The Local Economic Development Through Pro-Poor Tourism project has demonstrated that it is possible to develop sustainable livelihood opportunities from tourism – even when they are not based on the main tourism attraction themselves. At Bwindi Impenetrable National Park, tourists visit to see gorillas. None of the enterprises supported by this project are offering gorilla viewing tours, yet they all have complementary products that can enhance the main tourism attraction.
When systematically planned and implemented, responsible tourism enterprise contributes not just substantially to GDP, but also to the informal economy. At least 70 to 80% of tourism economic activity is accounted for by small businesses. Developed responsibly, tourism can make better places for people to live as well as better places for people to visit – whether for business or pleasure or both and delivers independent supply of goods and services.
On many occasions, small-scale tourism initiatives have been developed by NGOs with no business or market experience. There has been an assumption that if a product is developed the tourists will come. The failure of this model has resulted in deep cynicism about the viability of small-scale tourism as a strategy for incentivising conservation (just as the failure of many other so-called ‘alternative livelihood’ projects has.
This project has demonstrated, however, that small-scale tourism enterprises can be developed sustainably – as long as they are demand - not supply-driven and based on sound business principles. The experiences documented in this project demonstrates that the development of these small enterprises has induced a sense of worth, a sense of recognition and a degree of economic independence.

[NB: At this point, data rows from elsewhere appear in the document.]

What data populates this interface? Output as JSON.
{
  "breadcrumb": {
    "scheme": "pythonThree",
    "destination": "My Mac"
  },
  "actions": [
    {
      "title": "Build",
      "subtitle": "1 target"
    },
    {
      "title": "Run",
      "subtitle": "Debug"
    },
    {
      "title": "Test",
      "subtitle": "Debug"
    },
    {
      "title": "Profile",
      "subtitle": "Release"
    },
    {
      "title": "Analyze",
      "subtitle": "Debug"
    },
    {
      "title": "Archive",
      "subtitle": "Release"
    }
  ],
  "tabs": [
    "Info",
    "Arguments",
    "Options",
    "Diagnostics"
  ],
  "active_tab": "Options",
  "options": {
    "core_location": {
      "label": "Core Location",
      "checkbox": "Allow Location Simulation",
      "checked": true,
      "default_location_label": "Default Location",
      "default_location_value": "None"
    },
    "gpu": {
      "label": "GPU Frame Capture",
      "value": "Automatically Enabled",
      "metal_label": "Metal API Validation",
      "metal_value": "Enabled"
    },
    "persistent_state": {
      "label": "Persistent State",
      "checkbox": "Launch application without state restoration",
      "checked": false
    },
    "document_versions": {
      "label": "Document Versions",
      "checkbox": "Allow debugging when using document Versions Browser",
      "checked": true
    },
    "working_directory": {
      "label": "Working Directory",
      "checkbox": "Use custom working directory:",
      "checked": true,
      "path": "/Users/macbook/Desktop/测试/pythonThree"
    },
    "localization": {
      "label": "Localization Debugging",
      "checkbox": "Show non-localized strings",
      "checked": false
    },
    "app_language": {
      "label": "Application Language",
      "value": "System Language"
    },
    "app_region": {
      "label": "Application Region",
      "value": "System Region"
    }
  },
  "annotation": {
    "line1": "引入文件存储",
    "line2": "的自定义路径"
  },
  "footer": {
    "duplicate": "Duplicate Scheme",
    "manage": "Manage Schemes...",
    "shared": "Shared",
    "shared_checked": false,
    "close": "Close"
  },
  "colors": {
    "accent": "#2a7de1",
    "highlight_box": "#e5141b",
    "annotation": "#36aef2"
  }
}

This, in turn, contributes substantially to livelihood change and poverty reduction.
Our strategy has been not to develop primary tourism attractions such as community-based gorilla tracking but rather to focus on indirect tourism-related economic activities that are supplementary to day-to-day livelihood activities, can achieve substantive and substantial economic empowerment and provide added value by inducing forward linkages to downstream sectors. Diversifying the product base -underpinned by capacity development to deliver those products - reduces risk of market failure and, thus, underpins the sustainability of development. The results documented here have been life-changing for some participants.
It is too early to reflect on the importance of certification as a mechanism to enhance both livelihoods and conservation – time will tell if the enterprises are able to meet the standards of the Gorilla FriendlyTM certification and what difference this makes to them. But the experience with the Forest Friendly badge that was used to distinguish products that had resulted from the projects demonstrated power of labelling as a marketing tool – whether or not accompanied by a standard. The enterprises certified will be supported in advanced marketing of the products locally and through a dedicated website, while audits – for new and existing entities – will be conducted at least annually with the intent of developing a robust network of competent auditors. With the pilot in Bwindi, the audits will be expanded to around Mgahinga Gorilla National Park, Uganda, as well as Volcanoes National Park, Rwanda, and Virunga National Park, DRC, in subsequent years.
In terms of wider upscaling of the project, we hope that the example shown here can be replicated elsewhere both in Uganda and beyond. Within the project area further support is needed to take these enterprises to the next level of development – including business planning, marketing and financial management skills. Support is also needed to keep communications open between the lodges and producers, ensuring continuity of supply and maintenance of standards. Elsewhere in Bwindi, and around other national parks, emerging small enterprises would benefit from the same type of capacity.